Normally you come home and your cat is eagerly awaiting your arrival, but has it suddenly stopped showing its face? Creating little nests or hiding in unusual places may indicate that something is wrong.
Try to find the cat without forcing it out of its hiding place. If it crawls out, take a close look at how it reacts to you. Does it hiss, seem run-down, or hide again immediately? If you can rule out medical reasons or increasing age, try to deal with your pet carefully and gently.
2. Your cat sounds different or makes different sounds
A cat's language also tells you a lot about whether they are comfortable or not. Cats are able to make different sounds for different situations, such as chattering when they hunt or simple mewing when they want food.
If the cat's tone of voice changes and it starts to scream or hiss when looking at you, it may be that the bond between you and your pet has been damaged. Either way, your cat is not comfortable with the current arrangements.
3. Your cat is aggressive
It's normal for cats to go wild every once in a while – after all, they sleep up to 17 hours a day, so especially indoor cats need to let off a little steam.
It's a different story when your cat stops running around and starts attacking people.
This can manifest in various ways: if your cat bites more often and with more force, purposefully scratches people, or arches its back with a bristled tail, this is a pretty clear signal that it's unhappy.
4. Body language
A cat's body language is a good indicator of its mood: does it run away from you permanently, tense up, or is it huddled in a corner when it sees you?
Both are signs that your cat is stressed by you or the atmosphere at home. Give it some space to relax again.
5. Your cat is over-groomig or stops grooming altogether
When your cat over-grooms or doesn't groom at all, there may be something wrong. Over-grooming may be an indication that the feline is bored and it may even start to pull out its fur.
If bald patches appear on your pet, it's time to act quickly. First try to rule out a parasite. Once you've made sure this isn't the source of the problem, it's important to change something about the environment so that the cat can feel relaxed again.
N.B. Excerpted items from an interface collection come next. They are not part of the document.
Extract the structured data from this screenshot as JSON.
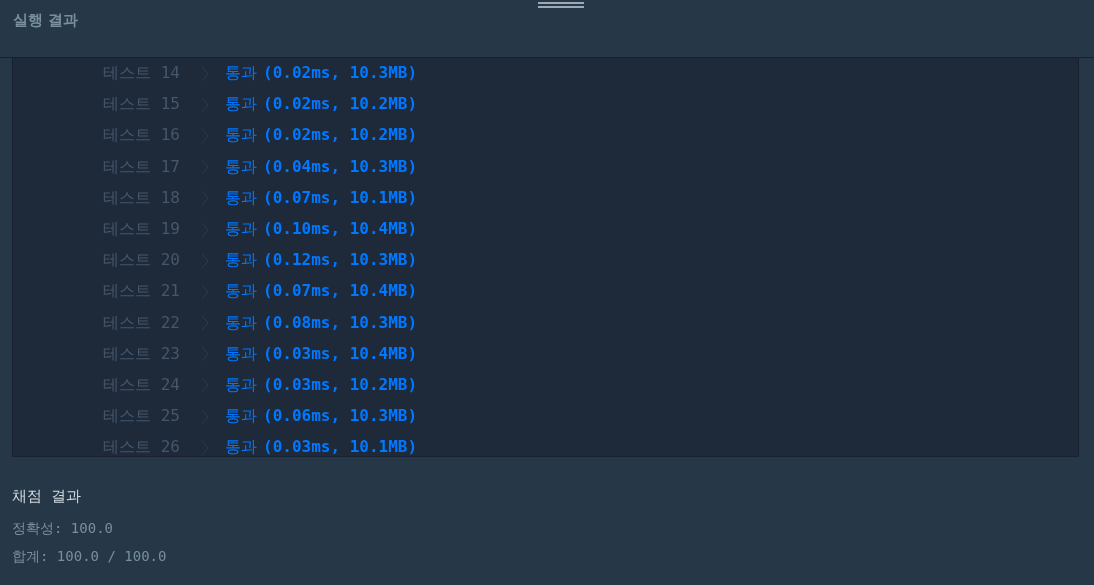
{
  "header": {
    "title": "실행 결과"
  },
  "tests": [
    {
      "label": "테스트 14",
      "status": "통과",
      "detail": "(0.02ms, 10.3MB)"
    },
    {
      "label": "테스트 15",
      "status": "통과",
      "detail": "(0.02ms, 10.2MB)"
    },
    {
      "label": "테스트 16",
      "status": "통과",
      "detail": "(0.02ms, 10.2MB)"
    },
    {
      "label": "테스트 17",
      "status": "통과",
      "detail": "(0.04ms, 10.3MB)"
    },
    {
      "label": "테스트 18",
      "status": "통과",
      "detail": "(0.07ms, 10.1MB)"
    },
    {
      "label": "테스트 19",
      "status": "통과",
      "detail": "(0.10ms, 10.4MB)"
    },
    {
      "label": "테스트 20",
      "status": "통과",
      "detail": "(0.12ms, 10.3MB)"
    },
    {
      "label": "테스트 21",
      "status": "통과",
      "detail": "(0.07ms, 10.4MB)"
    },
    {
      "label": "테스트 22",
      "status": "통과",
      "detail": "(0.08ms, 10.3MB)"
    },
    {
      "label": "테스트 23",
      "status": "통과",
      "detail": "(0.03ms, 10.4MB)"
    },
    {
      "label": "테스트 24",
      "status": "통과",
      "detail": "(0.03ms, 10.2MB)"
    },
    {
      "label": "테스트 25",
      "status": "통과",
      "detail": "(0.06ms, 10.3MB)"
    },
    {
      "label": "테스트 26",
      "status": "통과",
      "detail": "(0.03ms, 10.1MB)"
    }
  ],
  "summary": {
    "title": "채점 결과",
    "lines": [
      "정확성: 100.0",
      "합계: 100.0 / 100.0"
    ]
  }
}
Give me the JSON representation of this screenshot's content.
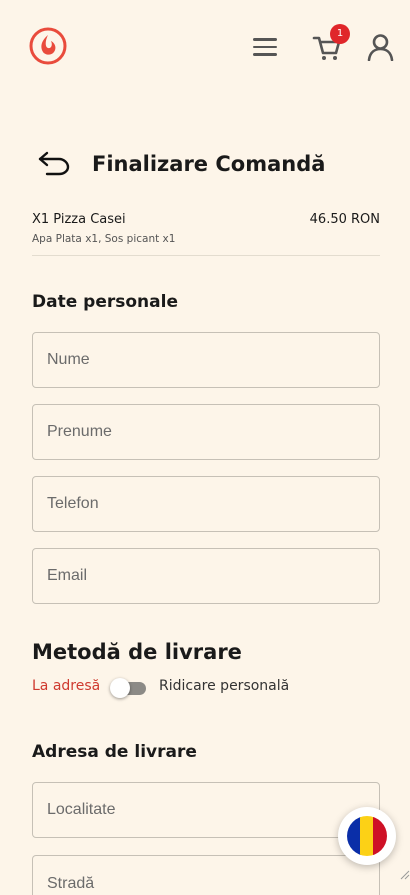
{
  "header": {
    "cart_count": "1"
  },
  "page": {
    "title": "Finalizare Comandă"
  },
  "order": {
    "item_name": "X1 Pizza Casei",
    "item_price": "46.50 RON",
    "item_extras": "Apa Plata x1, Sos picant x1"
  },
  "personal": {
    "title": "Date personale",
    "fields": {
      "nume": "Nume",
      "prenume": "Prenume",
      "telefon": "Telefon",
      "email": "Email"
    }
  },
  "delivery_method": {
    "title": "Metodă de livrare",
    "option_left": "La adresă",
    "option_right": "Ridicare personală",
    "selected": "La adresă"
  },
  "delivery_address": {
    "title": "Adresa de livrare",
    "fields": {
      "localitate": "Localitate",
      "strada": "Stradă"
    }
  },
  "language": {
    "flag": "romania-flag-icon"
  },
  "colors": {
    "background": "#fdf5e9",
    "brand_red": "#e94b3c",
    "badge_red": "#e0262a",
    "active_option": "#cf3a2f"
  }
}
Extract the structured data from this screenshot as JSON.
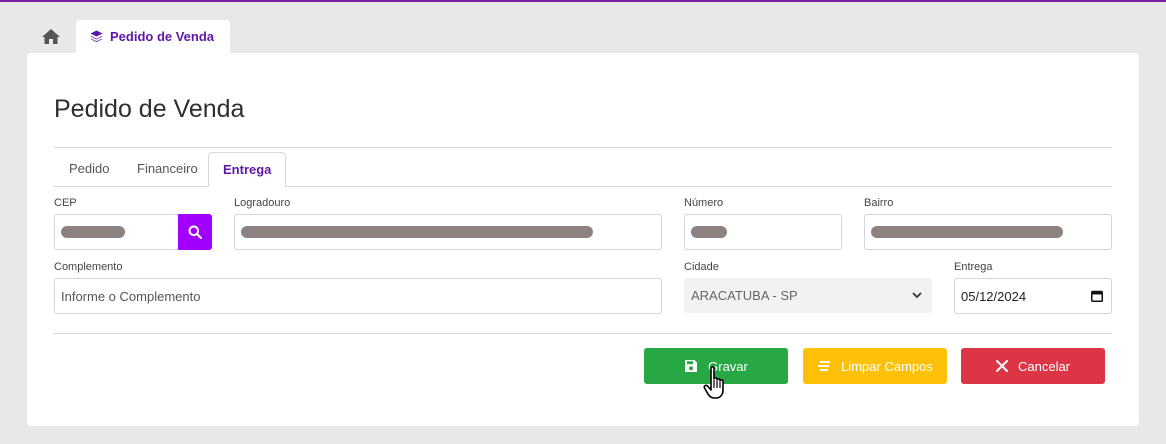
{
  "top_tabs": {
    "home_icon": "home-icon",
    "doc_icon": "layers-icon",
    "doc_label": "Pedido de Venda"
  },
  "page": {
    "title": "Pedido de Venda"
  },
  "tabs": [
    {
      "label": "Pedido"
    },
    {
      "label": "Financeiro"
    },
    {
      "label": "Entrega",
      "active": true
    }
  ],
  "fields": {
    "cep": {
      "label": "CEP",
      "search_icon": "search-icon"
    },
    "logradouro": {
      "label": "Logradouro"
    },
    "numero": {
      "label": "Número"
    },
    "bairro": {
      "label": "Bairro"
    },
    "complemento": {
      "label": "Complemento",
      "placeholder": "Informe o Complemento"
    },
    "cidade": {
      "label": "Cidade",
      "value": "ARACATUBA - SP"
    },
    "entrega": {
      "label": "Entrega",
      "value": "05/12/2024"
    }
  },
  "buttons": {
    "save": "Gravar",
    "clear": "Limpar Campos",
    "cancel": "Cancelar"
  },
  "colors": {
    "accent": "#5e17a8",
    "search_button": "#a100ff",
    "save": "#28a745",
    "clear": "#ffc107",
    "cancel": "#dc3545"
  }
}
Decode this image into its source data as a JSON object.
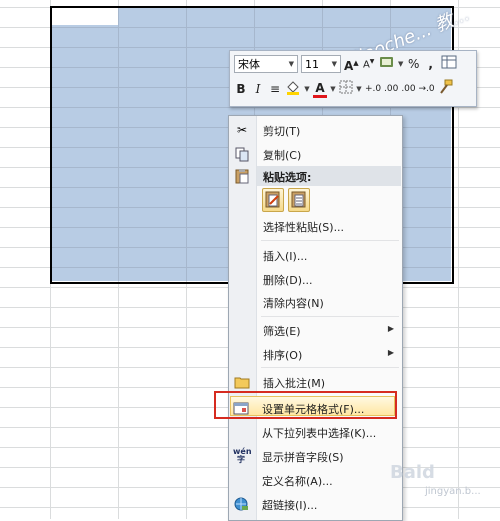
{
  "watermark_top": "jiaoche... 教...",
  "watermark_bottom": "Baid",
  "watermark_bottom_sub": "jingyan.b...",
  "toolbar": {
    "font_name": "宋体",
    "font_size": "11",
    "grow_font": "A",
    "shrink_font": "A",
    "percent": "%",
    "comma": ",",
    "bold": "B",
    "italic": "I",
    "font_color_letter": "A",
    "increase_decimal": "+.0 .00",
    "decrease_decimal": ".00 →.0"
  },
  "menu": {
    "cut": "剪切(T)",
    "copy": "复制(C)",
    "paste_options": "粘贴选项:",
    "paste_special": "选择性粘贴(S)...",
    "insert": "插入(I)...",
    "delete": "删除(D)...",
    "clear_contents": "清除内容(N)",
    "filter": "筛选(E)",
    "sort": "排序(O)",
    "insert_comment": "插入批注(M)",
    "format_cells": "设置单元格格式(F)...",
    "pick_from_list": "从下拉列表中选择(K)...",
    "show_phonetic": "显示拼音字段(S)",
    "define_name": "定义名称(A)...",
    "hyperlink": "超链接(I)...",
    "phonetic_icon_text": "wén"
  },
  "colors": {
    "selection": "#b8cce4",
    "highlight_border": "#d62b20",
    "menu_background": "#fafafa"
  }
}
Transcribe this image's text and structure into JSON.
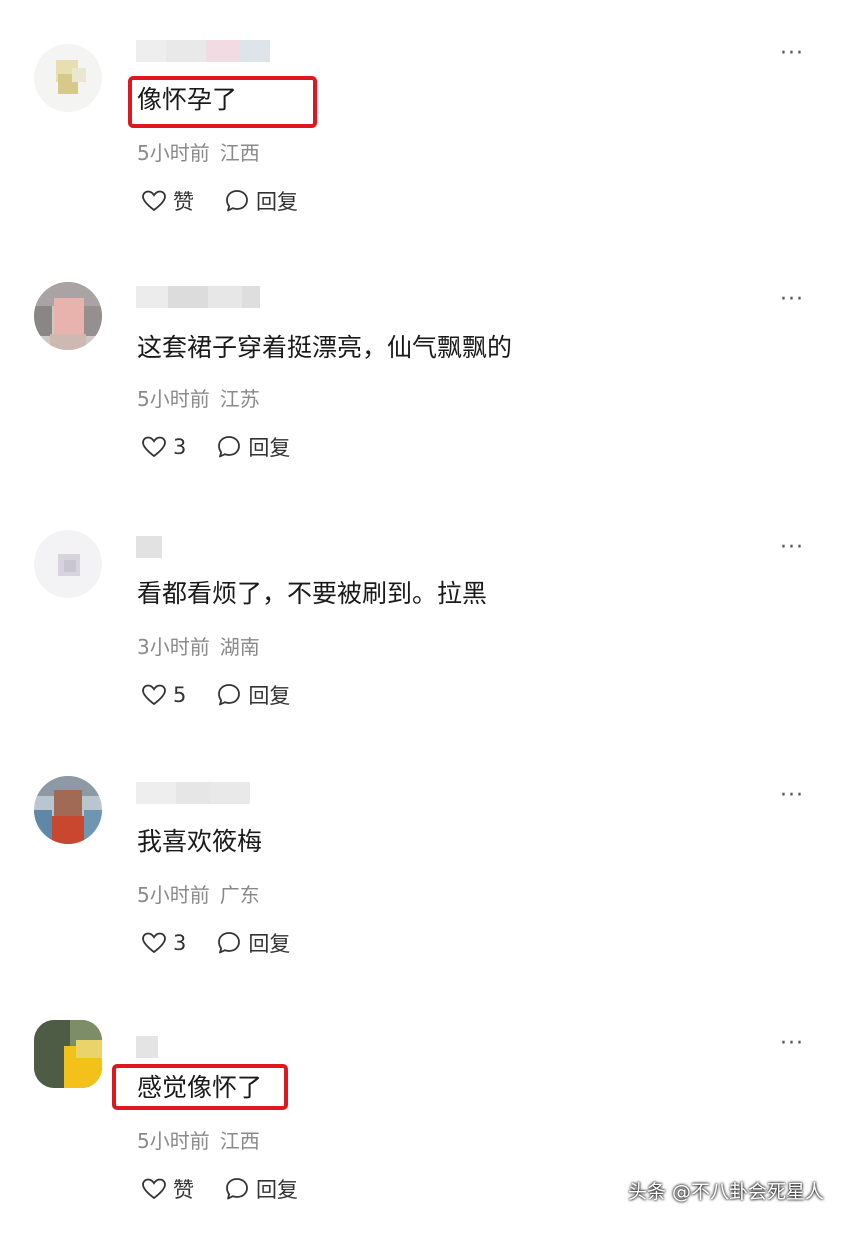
{
  "comments": [
    {
      "text": "像怀孕了",
      "time": "5小时前",
      "location": "江西",
      "like": "赞",
      "reply": "回复",
      "more": "···",
      "highlighted": true
    },
    {
      "text": "这套裙子穿着挺漂亮，仙气飘飘的",
      "time": "5小时前",
      "location": "江苏",
      "like": "3",
      "reply": "回复",
      "more": "···",
      "highlighted": false
    },
    {
      "text": "看都看烦了，不要被刷到。拉黑",
      "time": "3小时前",
      "location": "湖南",
      "like": "5",
      "reply": "回复",
      "more": "···",
      "highlighted": false
    },
    {
      "text": "我喜欢筱梅",
      "time": "5小时前",
      "location": "广东",
      "like": "3",
      "reply": "回复",
      "more": "···",
      "highlighted": false
    },
    {
      "text": "感觉像怀了",
      "time": "5小时前",
      "location": "江西",
      "like": "赞",
      "reply": "回复",
      "more": "···",
      "highlighted": true
    }
  ],
  "watermark": "头条 @不八卦会死星人",
  "colors": {
    "highlight": "#e0171f",
    "meta": "#8a8a8a",
    "text": "#1a1a1a"
  },
  "icons": {
    "like": "heart-icon",
    "reply": "speech-bubble-icon",
    "more": "more-dots-icon"
  }
}
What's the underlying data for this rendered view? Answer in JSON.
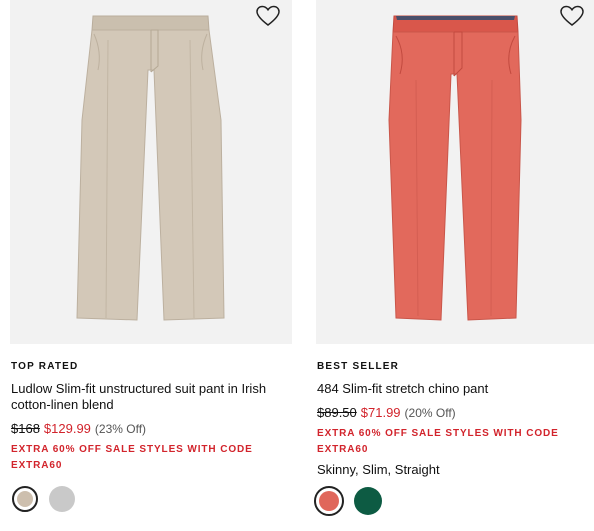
{
  "products": [
    {
      "badge": "TOP RATED",
      "name": "Ludlow Slim-fit unstructured suit pant in Irish cotton-linen blend",
      "original_price": "$168",
      "sale_price": "$129.99",
      "discount": "(23% Off)",
      "promo_line1": "EXTRA 60% OFF SALE STYLES WITH CODE",
      "promo_line2": "EXTRA60",
      "fits": "",
      "pant_color": "#cfc3b3",
      "swatches": [
        "#cdbfae",
        "#c9c9c9"
      ],
      "icon": "heart-icon"
    },
    {
      "badge": "BEST SELLER",
      "name": "484 Slim-fit stretch chino pant",
      "original_price": "$89.50",
      "sale_price": "$71.99",
      "discount": "(20% Off)",
      "promo_line1": "EXTRA 60% OFF SALE STYLES WITH CODE",
      "promo_line2": "EXTRA60",
      "fits": "Skinny, Slim, Straight",
      "pant_color": "#e2695c",
      "swatches": [
        "#e0675b",
        "#0d5b43"
      ],
      "icon": "heart-icon"
    }
  ]
}
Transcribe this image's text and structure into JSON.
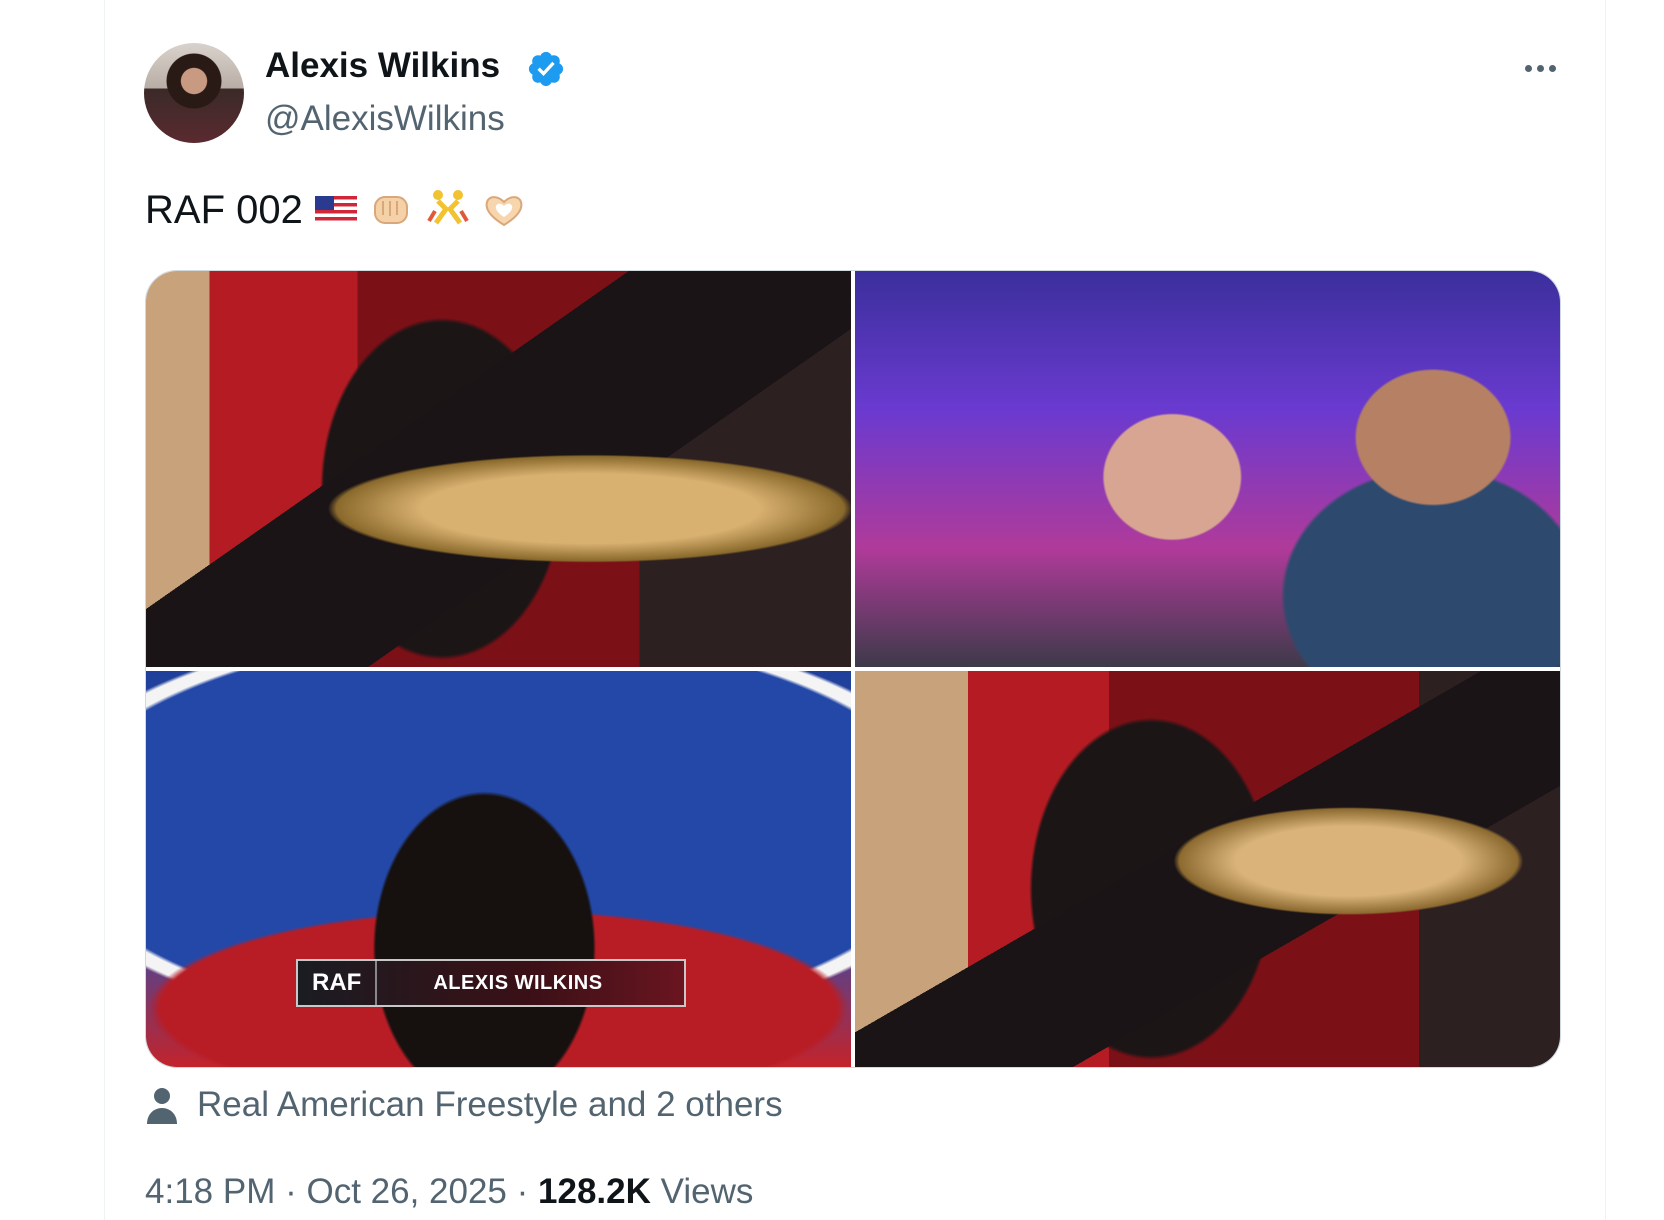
{
  "author": {
    "name": "Alexis Wilkins",
    "handle": "@AlexisWilkins",
    "verified": true
  },
  "tweet": {
    "text": "RAF 002",
    "emojis": [
      "us-flag-emoji",
      "fist-bump-emoji",
      "wrestlers-emoji",
      "heart-hands-emoji"
    ]
  },
  "media": {
    "photo_count": 4,
    "overlay": {
      "logo": "RAF",
      "name": "ALEXIS WILKINS"
    }
  },
  "tags": {
    "text": "Real American Freestyle and 2 others"
  },
  "meta": {
    "time": "4:18 PM",
    "date": "Oct 26, 2025",
    "views_count": "128.2K",
    "views_label": "Views"
  },
  "colors": {
    "verified": "#1d9bf0",
    "secondary_text": "#536471",
    "primary_text": "#0f1419"
  }
}
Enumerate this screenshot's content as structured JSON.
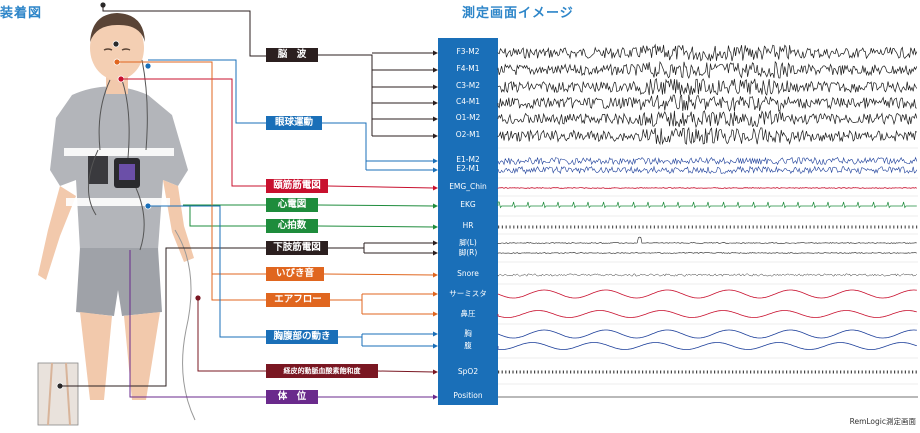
{
  "header": {
    "left_title": "装着図",
    "right_title": "測定画面イメージ"
  },
  "colors": {
    "panel_blue": "#1a6fb8",
    "eeg_black": "#1a1a1a",
    "eog_blue": "#1d3f9a",
    "emg_red": "#c8102e",
    "ekg_green": "#1e8c3c",
    "orange": "#e0661f",
    "purple": "#6a2a8c",
    "dark_red": "#7a1722",
    "label_dark": "#2b1f1f"
  },
  "categories": [
    {
      "id": "eeg",
      "label": "脳　波",
      "color": "#2b1f1f"
    },
    {
      "id": "eog",
      "label": "眼球運動",
      "color": "#1a6fb8"
    },
    {
      "id": "chin-emg",
      "label": "頤筋筋電図",
      "color": "#c8102e"
    },
    {
      "id": "ecg",
      "label": "心電図",
      "color": "#1e8c3c"
    },
    {
      "id": "heart-rate",
      "label": "心拍数",
      "color": "#1e8c3c"
    },
    {
      "id": "leg-emg",
      "label": "下肢筋電図",
      "color": "#2b1f1f"
    },
    {
      "id": "snore",
      "label": "いびき音",
      "color": "#e0661f"
    },
    {
      "id": "airflow",
      "label": "エアフロー",
      "color": "#e0661f"
    },
    {
      "id": "chest-abdomen",
      "label": "胸腹部の動き",
      "color": "#1a6fb8"
    },
    {
      "id": "spo2",
      "label": "経皮的動脈血酸素飽和度",
      "color": "#7a1722"
    },
    {
      "id": "position",
      "label": "体　位",
      "color": "#6a2a8c"
    }
  ],
  "channels": [
    "F3-M2",
    "F4-M1",
    "C3-M2",
    "C4-M1",
    "O1-M2",
    "O2-M1",
    "E1-M2",
    "E2-M1",
    "EMG_Chin",
    "EKG",
    "HR",
    "脚(L)",
    "脚(R)",
    "Snore",
    "サーミスタ",
    "鼻圧",
    "胸",
    "腹",
    "SpO2",
    "Position"
  ],
  "caption": "RemLogic測定画面"
}
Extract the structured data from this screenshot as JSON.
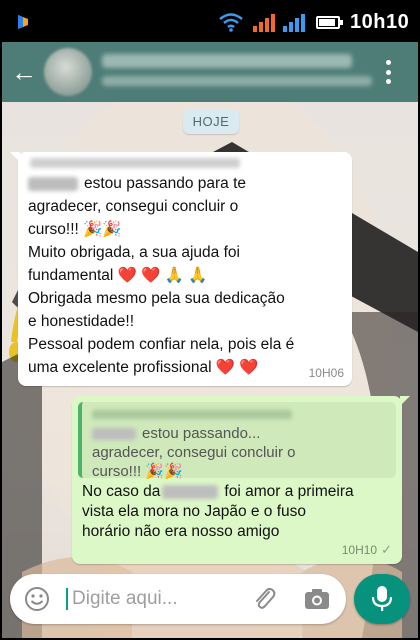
{
  "status_bar": {
    "time": "10h10",
    "battery_level": 1.0
  },
  "header": {
    "back_label": "←"
  },
  "chat": {
    "date_chip": "HOJE",
    "incoming": {
      "lines": [
        "estou passando para te",
        "agradecer, consegui concluir o",
        "curso!!! 🎉🎉",
        "Muito obrigada, a sua ajuda foi",
        "fundamental ❤️ ❤️ 🙏 🙏",
        "Obrigada mesmo pela sua dedicação",
        "e honestidade!!",
        "Pessoal podem confiar nela, pois ela é",
        "uma excelente profissional ❤️ ❤️"
      ],
      "time": "10H06"
    },
    "outgoing": {
      "quote_lines": [
        "estou passando...",
        "agradecer, consegui concluir o",
        "curso!!! 🎉🎉"
      ],
      "lines": [
        "No caso da",
        "foi amor a primeira",
        "vista ela mora no Japão e o fuso",
        "horário não era nosso amigo"
      ],
      "time": "10H10",
      "status_icon": "double-check-icon"
    }
  },
  "composer": {
    "placeholder": "Digite aqui..."
  },
  "colors": {
    "header": "#4e7d77",
    "mic": "#06927d",
    "outgoing_bubble": "#dcf8c6"
  }
}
After your pet stops grooming itself, it'll start looking shaggy and even smell, which both indicate a genral lack of well-being.
6. Your cat stops eating
Cats are very particular about their diets. Sometimes they find the food great, other times they suddenly give established favorites the side eye. Nevertheless, it's important that your cat always eats enough. Unlike dogs, their digestive system is not designed for long-term storage of food, so a cat should always have food in its stomach.
A sudden refusal of food can be the first sign of illness, so take your cat to the vet as soon as possible to rule out anything serious.
If the reasons for this change in eating habits are more psychological than physical, try to find out what is making your cat unhappy. Felines generally give you fewer clues than dogs. Have there been any recent changes? Have you moved house, or maybe your home life has changed? Is there a new partner or baby in the picture. Maybe something changed in the cat's life, like the death of a pet companion.
Always check if the cat's basic needs are met: a clean litter box, clean drinking water, and fresh food.
Remember: when in doubt, or you have a gut feeling something might be wrong, visit a veterinarian.
Cover photo: Makhmutova Dina